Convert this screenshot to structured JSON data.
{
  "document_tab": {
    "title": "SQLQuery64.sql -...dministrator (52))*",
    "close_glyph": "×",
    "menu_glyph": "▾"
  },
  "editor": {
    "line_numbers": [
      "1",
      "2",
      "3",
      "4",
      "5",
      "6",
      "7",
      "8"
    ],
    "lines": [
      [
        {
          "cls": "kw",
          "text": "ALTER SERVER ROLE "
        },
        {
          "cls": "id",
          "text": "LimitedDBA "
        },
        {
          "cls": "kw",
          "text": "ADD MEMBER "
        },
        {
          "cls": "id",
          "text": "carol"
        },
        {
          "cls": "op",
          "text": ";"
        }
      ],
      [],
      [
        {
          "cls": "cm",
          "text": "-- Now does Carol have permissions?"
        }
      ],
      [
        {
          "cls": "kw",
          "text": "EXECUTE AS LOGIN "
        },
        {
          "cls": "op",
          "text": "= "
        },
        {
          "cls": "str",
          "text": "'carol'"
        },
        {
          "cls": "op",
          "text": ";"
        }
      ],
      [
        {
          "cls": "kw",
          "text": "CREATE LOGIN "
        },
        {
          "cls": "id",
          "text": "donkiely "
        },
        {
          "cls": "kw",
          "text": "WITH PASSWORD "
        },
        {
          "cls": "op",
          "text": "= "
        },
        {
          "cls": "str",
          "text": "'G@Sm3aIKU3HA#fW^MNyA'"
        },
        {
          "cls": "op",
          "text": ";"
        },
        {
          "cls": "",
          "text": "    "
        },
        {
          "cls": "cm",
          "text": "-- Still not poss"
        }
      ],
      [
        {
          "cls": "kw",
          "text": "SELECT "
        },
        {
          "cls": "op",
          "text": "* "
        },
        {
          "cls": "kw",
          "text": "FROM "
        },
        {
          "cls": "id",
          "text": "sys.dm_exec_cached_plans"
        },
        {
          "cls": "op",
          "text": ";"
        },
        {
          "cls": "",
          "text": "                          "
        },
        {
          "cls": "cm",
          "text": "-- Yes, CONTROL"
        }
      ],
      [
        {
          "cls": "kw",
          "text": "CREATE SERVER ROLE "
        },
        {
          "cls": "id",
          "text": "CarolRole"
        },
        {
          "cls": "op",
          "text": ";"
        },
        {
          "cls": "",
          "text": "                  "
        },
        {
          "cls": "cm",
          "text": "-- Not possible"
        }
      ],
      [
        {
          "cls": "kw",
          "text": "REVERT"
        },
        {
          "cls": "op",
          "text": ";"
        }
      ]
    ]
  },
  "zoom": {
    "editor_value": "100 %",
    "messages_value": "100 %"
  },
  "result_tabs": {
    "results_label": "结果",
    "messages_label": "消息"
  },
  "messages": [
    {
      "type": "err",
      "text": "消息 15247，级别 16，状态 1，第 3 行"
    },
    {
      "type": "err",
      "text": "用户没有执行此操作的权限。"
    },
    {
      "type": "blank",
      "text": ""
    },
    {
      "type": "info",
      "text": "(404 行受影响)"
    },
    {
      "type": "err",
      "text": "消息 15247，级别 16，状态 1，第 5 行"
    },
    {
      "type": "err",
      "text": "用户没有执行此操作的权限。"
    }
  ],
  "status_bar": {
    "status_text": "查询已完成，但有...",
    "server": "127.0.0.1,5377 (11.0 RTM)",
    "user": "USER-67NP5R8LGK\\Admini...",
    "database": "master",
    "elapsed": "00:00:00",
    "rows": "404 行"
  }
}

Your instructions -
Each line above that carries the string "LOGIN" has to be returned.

Result -
          "text": "EXECUTE AS LOGIN "
          "text": "CREATE LOGIN "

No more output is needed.